Reference librarian and committee member Dawn Dobie organized one of the events, a screening of "Girl Rising," a documentary about the impact education has on girls' lives in different countries.
"'Girl Rising' is always bubbling under my thought process," Dobie said, "and how education can change a girl's path in life."
Although the film focuses on far-away countries like Haiti, Ethiopia, Afghanistan and Egypt, education makes a difference for women closer to home, too.
Citing a 2010 Kern County Network for Children report, Dobie said the median income is more than $6,000 greater for single men than single women.
"(Kern County) needs to embrace and invest in our women," Dobie said. "Education is important for everyone, but we'd really like for women to invest their energies into completing their education."
The last event, "From El Movimiento to Real Women Have Curves: Chicana Activism and Education through a Feminist Lens," will feature guest speaker Tamara Ho, a women's studies professor at UC Riverside. It will detail the history of the Chicano civil rights movement and move into today's Chicana theater and film.
Whether students attend because they want to or for the chance of extra credit, the end result is the same, Thompson said: making women's history more visible.
"It is increasingly important to have these historical discussions or you can forget" about them, Thompson said. "Society doesn't change that quickly; there's always a force working against us." Don't call Andrea Thorson a "strong woman."

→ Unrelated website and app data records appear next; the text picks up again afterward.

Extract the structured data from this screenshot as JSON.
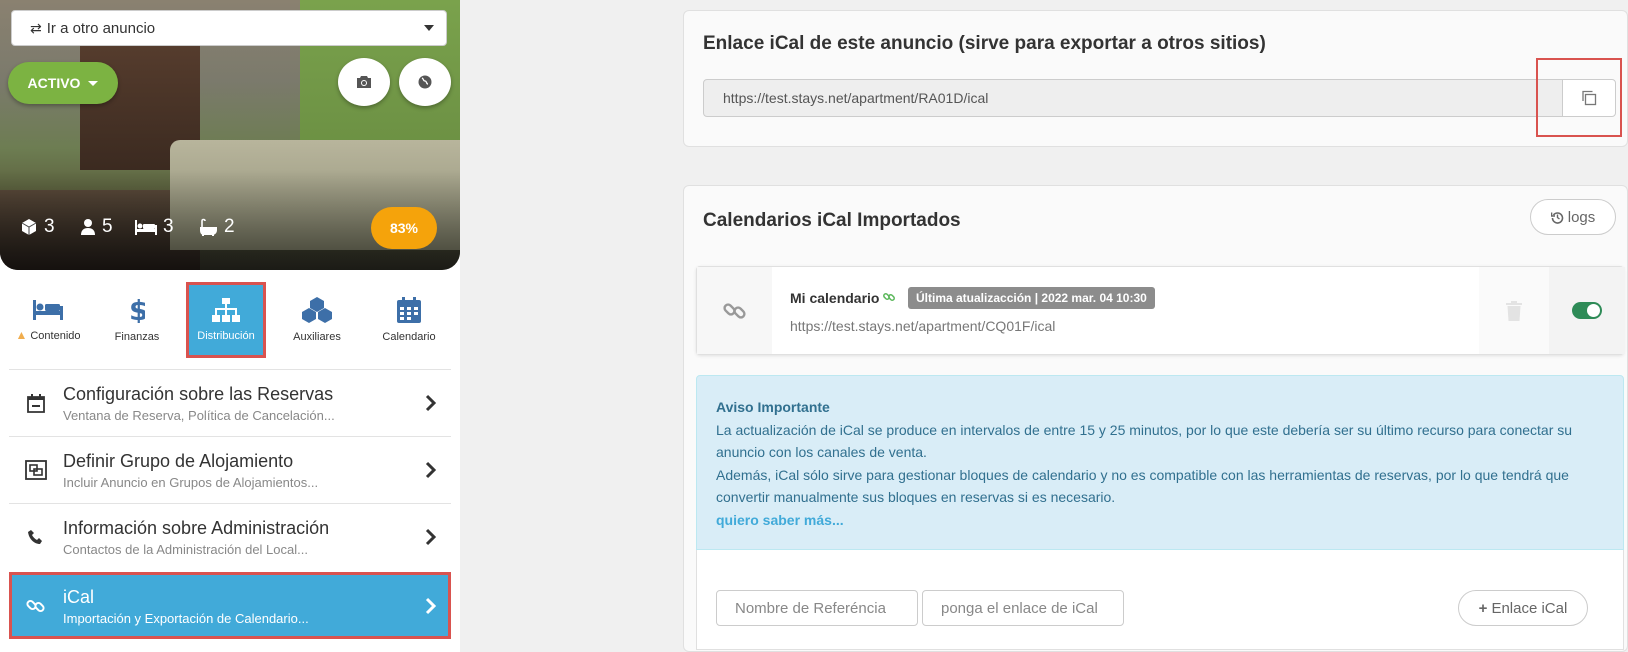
{
  "listing_selector": {
    "label": "Ir a otro anuncio"
  },
  "status": {
    "label": "ACTIVO",
    "color": "#7cb342"
  },
  "stats": {
    "rooms": "3",
    "guests": "5",
    "beds": "3",
    "baths": "2"
  },
  "score": {
    "label": "83%",
    "color": "#f5a30b"
  },
  "tabs": [
    {
      "label": "Contenido",
      "icon": "bed-icon",
      "warning": true
    },
    {
      "label": "Finanzas",
      "icon": "dollar-icon"
    },
    {
      "label": "Distribución",
      "icon": "sitemap-icon",
      "active": true
    },
    {
      "label": "Auxiliares",
      "icon": "cubes-icon"
    },
    {
      "label": "Calendario",
      "icon": "calendar-icon"
    }
  ],
  "menu": [
    {
      "title": "Configuración sobre las Reservas",
      "subtitle": "Ventana de Reserva, Política de Cancelación...",
      "icon": "calendar-minus-icon"
    },
    {
      "title": "Definir Grupo de Alojamiento",
      "subtitle": "Incluir Anuncio en Grupos de Alojamientos...",
      "icon": "object-group-icon"
    },
    {
      "title": "Información sobre Administración",
      "subtitle": "Contactos de la Administración del Local...",
      "icon": "phone-icon"
    },
    {
      "title": "iCal",
      "subtitle": "Importación y Exportación de Calendario...",
      "icon": "link-icon",
      "active": true
    }
  ],
  "export": {
    "title": "Enlace iCal de este anuncio (sirve para exportar a otros sitios)",
    "url": "https://test.stays.net/apartment/RA01D/ical"
  },
  "import": {
    "title": "Calendarios iCal Importados",
    "logs_label": "logs",
    "calendar": {
      "name": "Mi calendario",
      "badge": "Última atualizacción | 2022 mar. 04 10:30",
      "url": "https://test.stays.net/apartment/CQ01F/ical",
      "enabled": true
    },
    "notice": {
      "title": "Aviso Importante",
      "line1": "La actualización de iCal se produce en intervalos de entre 15 y 25 minutos, por lo que este debería ser su último recurso para conectar su anuncio con los canales de venta.",
      "line2": "Además, iCal sólo sirve para gestionar bloques de calendario y no es compatible con las herramientas de reservas, por lo que tendrá que convertir manualmente sus bloques en reservas si es necesario.",
      "link": "quiero saber más..."
    },
    "form": {
      "name_placeholder": "Nombre de Referéncia",
      "url_placeholder": "ponga el enlace de iCal",
      "add_label": "Enlace iCal"
    }
  },
  "colors": {
    "accent": "#41aad9",
    "highlight": "#d9534f",
    "icon_blue": "#3d6fa8",
    "notice_text": "#31708f"
  }
}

However passionate, assertive, opinionated and confident she is, those qualities aren't exclusive to men, and the distinction implies that women are inherently weak, Thorson told students during her talk, "Language and Women: The Power of Words" on Tuesday.
Joining Thorson at the podium was philosophy professor Reggie Williams, who presented a piece titled "Feminisms and Rape."

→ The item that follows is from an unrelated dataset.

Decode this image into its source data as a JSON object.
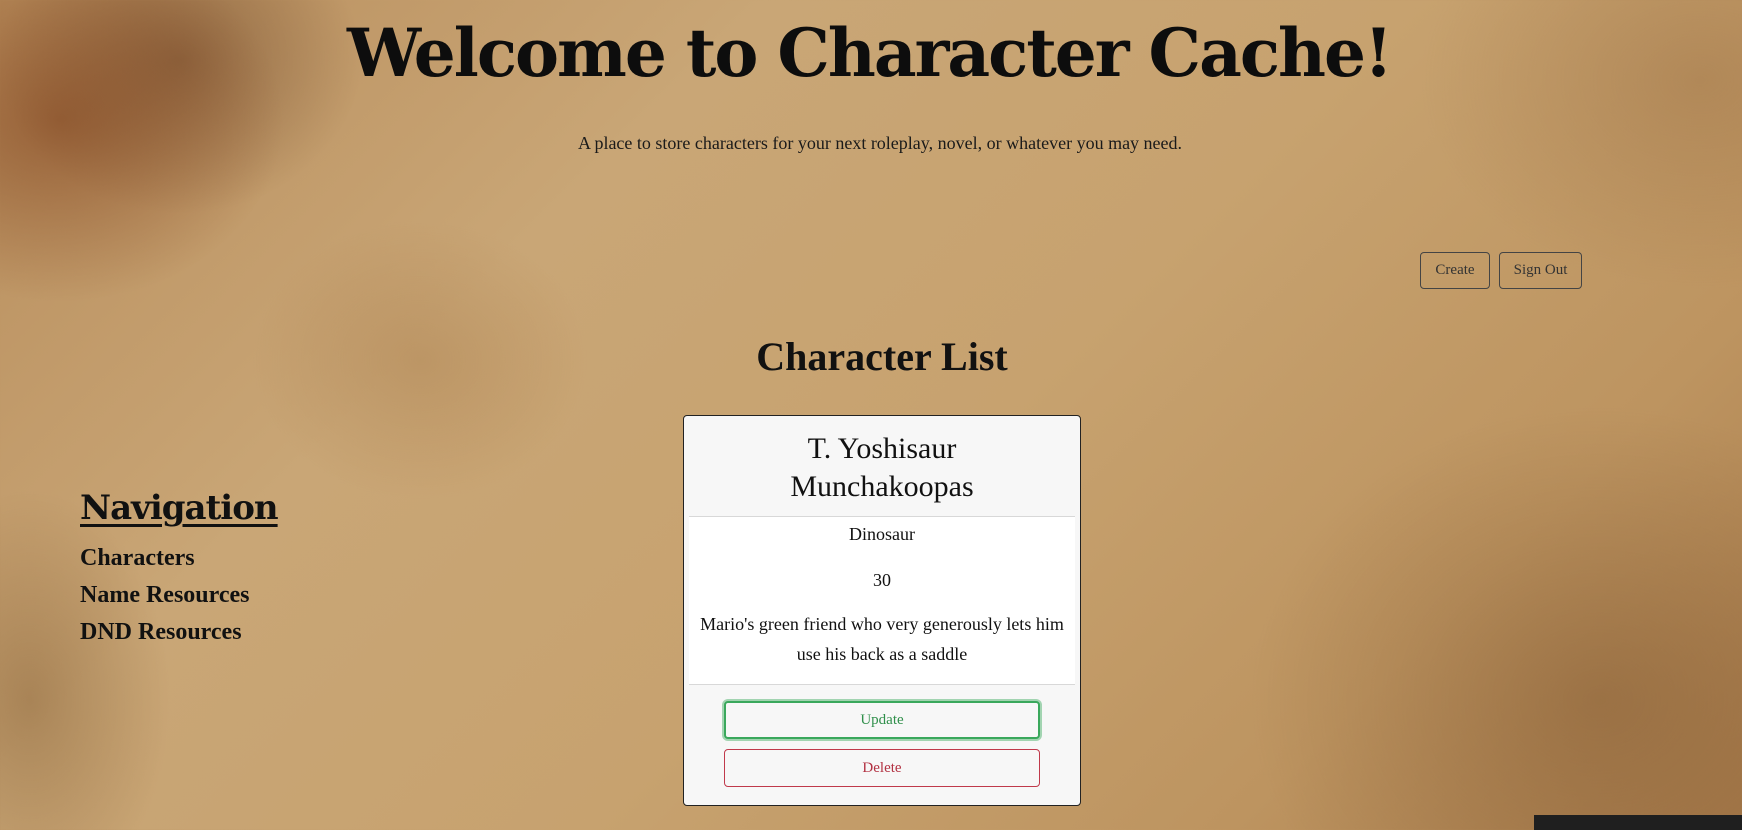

The pair kicked off Women's History and More Month to a standing-room-only crowd in the Fireside Room of Bakersfield College.
Before the lecture, one female student was overheard saying, "I didn't expect there to be so many guys here." The room did seem to be filled with an equal number of women and men.
Thorson began her discussion with a short art exercise. Giving everyone a piece of blank paper, she told students to draw a man, a woman, a tree, a pond and a mama duck with her baby duck. Her prediction that the audience members were more likely to draw long hair or a skirt for the female figures was met with laughter and grudging admissions. When she asked what color the ducks would be, many people shouted out that they would be yellow. But wait, she asked: "When was the last time you saw a yellow duck?"
"Despite real-life experience, you revert to the truth that was told to you when you were a child," she said.
It's a similar case for stereotypical images of women: long hair and dresses despite the fact that many women do not wear dresses more than once a week, she said.
Growing up, she said, many boys are told to "be a man" and to not act "like a girl."
"What are we teaching boys about girls?" she asked. "That they're weak."
Thorson mentioned how often when women speak out about current gender issues, they're told to be thankful because progress has made life better for women than it was in the past. Just because things are better "does not mean we have to stop and shut up," she said.
In his talk, Williams argued that many leading feminists define rape in a way that understates its brutality. Their definitions of rape include the word "sex," which implies consent. Rape, defined as "unwanted, non-consensual, refused or forced sex" ignores this distinction, he said.
Williams proposed a new definition of rape that does not include the word "sex."
For some students, the lecture was an opportunity to get extra credit for class. Darian Pryor, a forestry major in Thorson's small group communication class, admitted it was the extra credit that lured her to the lecture, but "I'm so glad I came. I learned so many useful things. Like in my vocabulary, to be thoughtful (when using certain words)."